*** Opening of EXTRACTED ENTRIES ***

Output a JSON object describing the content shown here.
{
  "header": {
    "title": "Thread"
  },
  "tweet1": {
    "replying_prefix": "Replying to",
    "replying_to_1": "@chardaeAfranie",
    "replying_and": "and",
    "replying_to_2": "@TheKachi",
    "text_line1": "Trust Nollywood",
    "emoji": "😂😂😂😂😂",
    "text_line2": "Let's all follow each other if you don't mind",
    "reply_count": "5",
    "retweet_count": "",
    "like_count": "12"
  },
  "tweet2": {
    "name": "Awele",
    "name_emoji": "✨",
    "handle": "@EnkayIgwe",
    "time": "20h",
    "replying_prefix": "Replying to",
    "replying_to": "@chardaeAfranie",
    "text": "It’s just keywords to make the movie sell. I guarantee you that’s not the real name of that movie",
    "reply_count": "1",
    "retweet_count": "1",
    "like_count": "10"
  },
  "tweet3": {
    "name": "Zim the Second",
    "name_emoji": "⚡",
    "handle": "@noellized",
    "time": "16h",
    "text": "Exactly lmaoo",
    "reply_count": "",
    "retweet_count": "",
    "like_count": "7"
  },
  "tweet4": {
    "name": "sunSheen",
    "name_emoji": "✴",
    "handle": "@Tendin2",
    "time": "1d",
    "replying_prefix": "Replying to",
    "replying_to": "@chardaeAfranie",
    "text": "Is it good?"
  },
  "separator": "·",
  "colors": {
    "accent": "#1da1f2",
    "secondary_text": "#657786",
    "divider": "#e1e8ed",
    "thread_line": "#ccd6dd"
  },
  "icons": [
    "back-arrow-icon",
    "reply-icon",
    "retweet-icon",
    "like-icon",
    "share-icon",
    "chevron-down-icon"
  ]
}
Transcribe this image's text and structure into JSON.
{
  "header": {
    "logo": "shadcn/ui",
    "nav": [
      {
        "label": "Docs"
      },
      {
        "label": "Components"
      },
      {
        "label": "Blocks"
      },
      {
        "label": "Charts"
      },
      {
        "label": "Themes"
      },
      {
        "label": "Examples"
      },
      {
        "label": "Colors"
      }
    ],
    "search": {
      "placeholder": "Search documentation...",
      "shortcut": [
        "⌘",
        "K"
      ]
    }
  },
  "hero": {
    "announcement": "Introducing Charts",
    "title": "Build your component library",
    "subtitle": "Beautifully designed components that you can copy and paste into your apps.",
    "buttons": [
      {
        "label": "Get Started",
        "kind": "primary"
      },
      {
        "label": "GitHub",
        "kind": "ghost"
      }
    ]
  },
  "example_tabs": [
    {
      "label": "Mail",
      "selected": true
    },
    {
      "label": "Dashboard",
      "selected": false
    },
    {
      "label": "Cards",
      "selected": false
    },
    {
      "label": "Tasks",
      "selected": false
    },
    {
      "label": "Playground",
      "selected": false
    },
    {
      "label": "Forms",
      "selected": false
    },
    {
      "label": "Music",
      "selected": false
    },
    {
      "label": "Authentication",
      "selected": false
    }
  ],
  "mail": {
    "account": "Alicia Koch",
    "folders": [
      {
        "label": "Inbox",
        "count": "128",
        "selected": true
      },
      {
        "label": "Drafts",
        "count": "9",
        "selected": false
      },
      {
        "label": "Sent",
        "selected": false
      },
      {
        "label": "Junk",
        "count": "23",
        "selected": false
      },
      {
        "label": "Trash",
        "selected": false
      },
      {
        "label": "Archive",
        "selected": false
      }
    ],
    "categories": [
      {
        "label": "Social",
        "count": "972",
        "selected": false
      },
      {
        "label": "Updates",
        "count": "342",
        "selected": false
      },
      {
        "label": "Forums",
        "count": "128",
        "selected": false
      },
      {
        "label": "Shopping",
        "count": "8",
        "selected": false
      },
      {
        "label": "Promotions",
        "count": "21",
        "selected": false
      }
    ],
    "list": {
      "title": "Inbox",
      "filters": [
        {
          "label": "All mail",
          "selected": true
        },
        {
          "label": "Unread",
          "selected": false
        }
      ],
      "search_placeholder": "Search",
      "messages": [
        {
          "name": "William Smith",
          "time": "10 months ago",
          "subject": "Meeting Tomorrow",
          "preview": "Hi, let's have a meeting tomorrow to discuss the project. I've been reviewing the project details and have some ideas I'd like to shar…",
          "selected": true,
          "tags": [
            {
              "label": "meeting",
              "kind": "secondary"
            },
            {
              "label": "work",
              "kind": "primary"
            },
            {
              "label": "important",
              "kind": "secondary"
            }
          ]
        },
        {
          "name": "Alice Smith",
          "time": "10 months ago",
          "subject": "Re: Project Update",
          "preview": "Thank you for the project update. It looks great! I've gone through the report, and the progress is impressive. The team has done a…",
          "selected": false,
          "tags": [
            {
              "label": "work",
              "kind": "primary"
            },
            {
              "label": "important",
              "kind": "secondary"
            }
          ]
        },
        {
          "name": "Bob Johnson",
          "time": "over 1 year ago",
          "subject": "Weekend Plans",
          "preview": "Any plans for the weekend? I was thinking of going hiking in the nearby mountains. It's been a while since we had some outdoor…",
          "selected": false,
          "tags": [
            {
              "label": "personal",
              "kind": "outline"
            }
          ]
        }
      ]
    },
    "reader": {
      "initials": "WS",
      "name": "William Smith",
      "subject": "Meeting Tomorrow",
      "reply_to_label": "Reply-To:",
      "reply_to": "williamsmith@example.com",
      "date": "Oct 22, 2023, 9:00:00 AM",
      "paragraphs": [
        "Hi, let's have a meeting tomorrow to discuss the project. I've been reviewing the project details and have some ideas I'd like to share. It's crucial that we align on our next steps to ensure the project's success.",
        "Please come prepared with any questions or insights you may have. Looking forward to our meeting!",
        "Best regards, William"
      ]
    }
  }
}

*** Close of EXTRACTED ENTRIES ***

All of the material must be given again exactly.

Output a JSON object describing the content shown here.
{
  "header": {
    "title": "Thread"
  },
  "tweet1": {
    "replying_prefix": "Replying to",
    "replying_to_1": "@chardaeAfranie",
    "replying_and": "and",
    "replying_to_2": "@TheKachi",
    "text_line1": "Trust Nollywood",
    "emoji": "😂😂😂😂😂",
    "text_line2": "Let's all follow each other if you don't mind",
    "reply_count": "5",
    "retweet_count": "",
    "like_count": "12"
  },
  "tweet2": {
    "name": "Awele",
    "name_emoji": "✨",
    "handle": "@EnkayIgwe",
    "time": "20h",
    "replying_prefix": "Replying to",
    "replying_to": "@chardaeAfranie",
    "text": "It’s just keywords to make the movie sell. I guarantee you that’s not the real name of that movie",
    "reply_count": "1",
    "retweet_count": "1",
    "like_count": "10"
  },
  "tweet3": {
    "name": "Zim the Second",
    "name_emoji": "⚡",
    "handle": "@noellized",
    "time": "16h",
    "text": "Exactly lmaoo",
    "reply_count": "",
    "retweet_count": "",
    "like_count": "7"
  },
  "tweet4": {
    "name": "sunSheen",
    "name_emoji": "✴",
    "handle": "@Tendin2",
    "time": "1d",
    "replying_prefix": "Replying to",
    "replying_to": "@chardaeAfranie",
    "text": "Is it good?"
  },
  "separator": "·",
  "colors": {
    "accent": "#1da1f2",
    "secondary_text": "#657786",
    "divider": "#e1e8ed",
    "thread_line": "#ccd6dd"
  },
  "icons": [
    "back-arrow-icon",
    "reply-icon",
    "retweet-icon",
    "like-icon",
    "share-icon",
    "chevron-down-icon"
  ]
}
Transcribe this image's text and structure into JSON.
{
  "header": {
    "logo": "shadcn/ui",
    "nav": [
      {
        "label": "Docs"
      },
      {
        "label": "Components"
      },
      {
        "label": "Blocks"
      },
      {
        "label": "Charts"
      },
      {
        "label": "Themes"
      },
      {
        "label": "Examples"
      },
      {
        "label": "Colors"
      }
    ],
    "search": {
      "placeholder": "Search documentation...",
      "shortcut": [
        "⌘",
        "K"
      ]
    }
  },
  "hero": {
    "announcement": "Introducing Charts",
    "title": "Build your component library",
    "subtitle": "Beautifully designed components that you can copy and paste into your apps.",
    "buttons": [
      {
        "label": "Get Started",
        "kind": "primary"
      },
      {
        "label": "GitHub",
        "kind": "ghost"
      }
    ]
  },
  "example_tabs": [
    {
      "label": "Mail",
      "selected": true
    },
    {
      "label": "Dashboard",
      "selected": false
    },
    {
      "label": "Cards",
      "selected": false
    },
    {
      "label": "Tasks",
      "selected": false
    },
    {
      "label": "Playground",
      "selected": false
    },
    {
      "label": "Forms",
      "selected": false
    },
    {
      "label": "Music",
      "selected": false
    },
    {
      "label": "Authentication",
      "selected": false
    }
  ],
  "mail": {
    "account": "Alicia Koch",
    "folders": [
      {
        "label": "Inbox",
        "count": "128",
        "selected": true
      },
      {
        "label": "Drafts",
        "count": "9",
        "selected": false
      },
      {
        "label": "Sent",
        "selected": false
      },
      {
        "label": "Junk",
        "count": "23",
        "selected": false
      },
      {
        "label": "Trash",
        "selected": false
      },
      {
        "label": "Archive",
        "selected": false
      }
    ],
    "categories": [
      {
        "label": "Social",
        "count": "972",
        "selected": false
      },
      {
        "label": "Updates",
        "count": "342",
        "selected": false
      },
      {
        "label": "Forums",
        "count": "128",
        "selected": false
      },
      {
        "label": "Shopping",
        "count": "8",
        "selected": false
      },
      {
        "label": "Promotions",
        "count": "21",
        "selected": false
      }
    ],
    "list": {
      "title": "Inbox",
      "filters": [
        {
          "label": "All mail",
          "selected": true
        },
        {
          "label": "Unread",
          "selected": false
        }
      ],
      "search_placeholder": "Search",
      "messages": [
        {
          "name": "William Smith",
          "time": "10 months ago",
          "subject": "Meeting Tomorrow",
          "preview": "Hi, let's have a meeting tomorrow to discuss the project. I've been reviewing the project details and have some ideas I'd like to shar…",
          "selected": true,
          "tags": [
            {
              "label": "meeting",
              "kind": "secondary"
            },
            {
              "label": "work",
              "kind": "primary"
            },
            {
              "label": "important",
              "kind": "secondary"
            }
          ]
        },
        {
          "name": "Alice Smith",
          "time": "10 months ago",
          "subject": "Re: Project Update",
          "preview": "Thank you for the project update. It looks great! I've gone through the report, and the progress is impressive. The team has done a…",
          "selected": false,
          "tags": [
            {
              "label": "work",
              "kind": "primary"
            },
            {
              "label": "important",
              "kind": "secondary"
            }
          ]
        },
        {
          "name": "Bob Johnson",
          "time": "over 1 year ago",
          "subject": "Weekend Plans",
          "preview": "Any plans for the weekend? I was thinking of going hiking in the nearby mountains. It's been a while since we had some outdoor…",
          "selected": false,
          "tags": [
            {
              "label": "personal",
              "kind": "outline"
            }
          ]
        }
      ]
    },
    "reader": {
      "initials": "WS",
      "name": "William Smith",
      "subject": "Meeting Tomorrow",
      "reply_to_label": "Reply-To:",
      "reply_to": "williamsmith@example.com",
      "date": "Oct 22, 2023, 9:00:00 AM",
      "paragraphs": [
        "Hi, let's have a meeting tomorrow to discuss the project. I've been reviewing the project details and have some ideas I'd like to share. It's crucial that we align on our next steps to ensure the project's success.",
        "Please come prepared with any questions or insights you may have. Looking forward to our meeting!",
        "Best regards, William"
      ]
    }
  }
}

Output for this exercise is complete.